So I’ve been studying Kieslowski. I am not too familiar with his Dekalog series, having only seen two, and the long version of his short Love story, but I’ve watched his colors trilogy a few times, and I consider the first and the last masterworks.
I find it difficult to penetrate his method. My understanding is that his concerns comprise themes of destiny, fate, and chance, all under the model of intuition. To this, he injects all kinds of cinematic magic. This magic is found mostly in the music and the lighting, and in a more subtle way in his selection of shots. View the opening scene for ‘Blue’, with the gas tank leaking as premonition of the car crash. In his Dekalog short about Killing, the hung cat which haunts us, appears later on again. These ‘signs’ mark us, and I cannot explain why. Maybe with the help of the framework they are nested, these images evoke the deep emotions we only get to feel in real life and rarely in movies?

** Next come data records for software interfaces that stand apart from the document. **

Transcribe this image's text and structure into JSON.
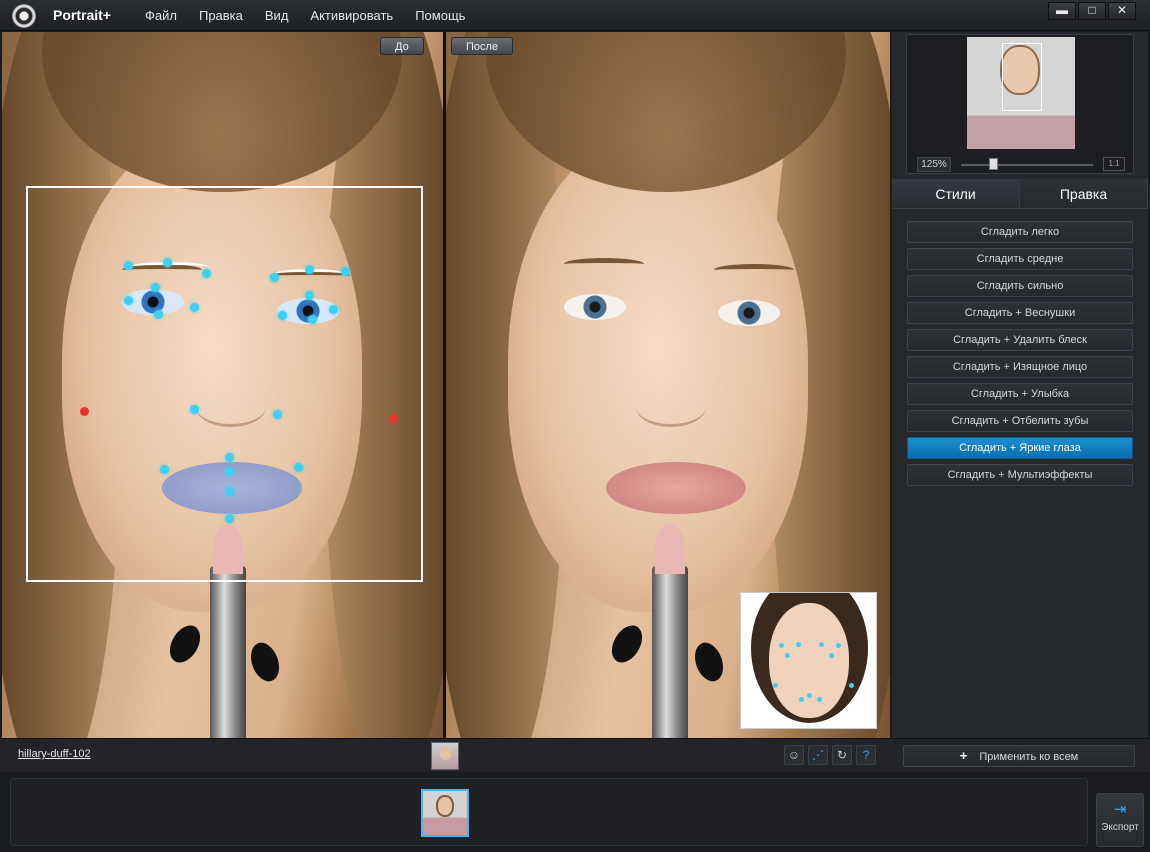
{
  "app": {
    "title": "Portrait+",
    "menu": [
      "Файл",
      "Правка",
      "Вид",
      "Активировать",
      "Помощь"
    ],
    "window_controls": {
      "minimize": "▬",
      "maximize": "□",
      "close": "✕"
    }
  },
  "viewer": {
    "before_label": "До",
    "after_label": "После"
  },
  "navigator": {
    "zoom": "125%",
    "fit_label": "1:1",
    "zoom_level_fraction": 0.24
  },
  "tabs": [
    {
      "label": "Стили",
      "active": true
    },
    {
      "label": "Правка",
      "active": false
    }
  ],
  "styles": [
    {
      "label": "Сгладить легко",
      "active": false
    },
    {
      "label": "Сгладить средне",
      "active": false
    },
    {
      "label": "Сгладить сильно",
      "active": false
    },
    {
      "label": "Сгладить + Веснушки",
      "active": false
    },
    {
      "label": "Сгладить + Удалить блеск",
      "active": false
    },
    {
      "label": "Сгладить + Изящное лицо",
      "active": false
    },
    {
      "label": "Сгладить + Улыбка",
      "active": false
    },
    {
      "label": "Сгладить + Отбелить зубы",
      "active": false
    },
    {
      "label": "Сгладить + Яркие глаза",
      "active": true
    },
    {
      "label": "Сгладить + Мультиэффекты",
      "active": false
    }
  ],
  "bottom": {
    "filename": "hillary-duff-102",
    "apply_all": "Применить ко всем",
    "apply_plus": "+",
    "help": "?",
    "export_label": "Экспорт",
    "export_icon": "⇥"
  },
  "colors": {
    "accent": "#1a8fd1",
    "point": "#3fd0f0",
    "point_alert": "#e8332a"
  }
}
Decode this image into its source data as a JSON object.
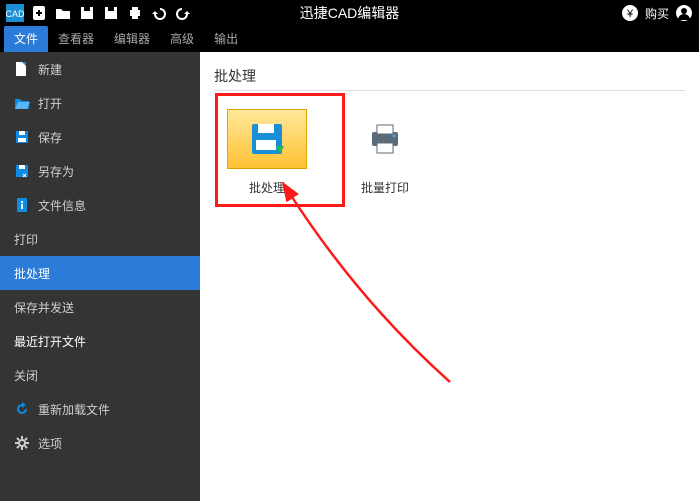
{
  "titlebar": {
    "title": "迅捷CAD编辑器",
    "buy_label": "购买"
  },
  "tabs": {
    "t0": "文件",
    "t1": "查看器",
    "t2": "编辑器",
    "t3": "高级",
    "t4": "输出"
  },
  "sidebar": {
    "i0": "新建",
    "i1": "打开",
    "i2": "保存",
    "i3": "另存为",
    "i4": "文件信息",
    "i5": "打印",
    "i6": "批处理",
    "i7": "保存并发送",
    "i8": "最近打开文件",
    "i9": "关闭",
    "i10": "重新加载文件",
    "i11": "选项"
  },
  "panel": {
    "title": "批处理",
    "card0": "批处理",
    "card1": "批量打印"
  }
}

If you are able to view this here film (only decent version available is on a Region 2 DVD from MK2 update: now a Criterion version is out), you will notice the precise execution of his particular vision. One thing he does is evoke a sense to display the intuitive power of a character, and here we have touch (the shoe string), hearing (the tape recording of ambient sound of the train terminal that leads Veronique to her lover), and sight (the inexplicable apparitions of the old woman, that re-occur in Blue and Red).
Also, sex. The women seem to give themselves to it in the same way they give themselves to life, which is the same distance that we assume Irene gives herself to her role. That way, we feel this devotion from the character to us as well.
Kieslowski can be tricky for some viewers. That’s because he has been registered endless of times by other filmmakers who went on to make more commercially successful films. If you see this with those in mind, you may be dissapointed. So I suggest, if you are only beginning your cinematic education to start with this guy here. Then move on to Jeunet, Medem, and Kar-Wai.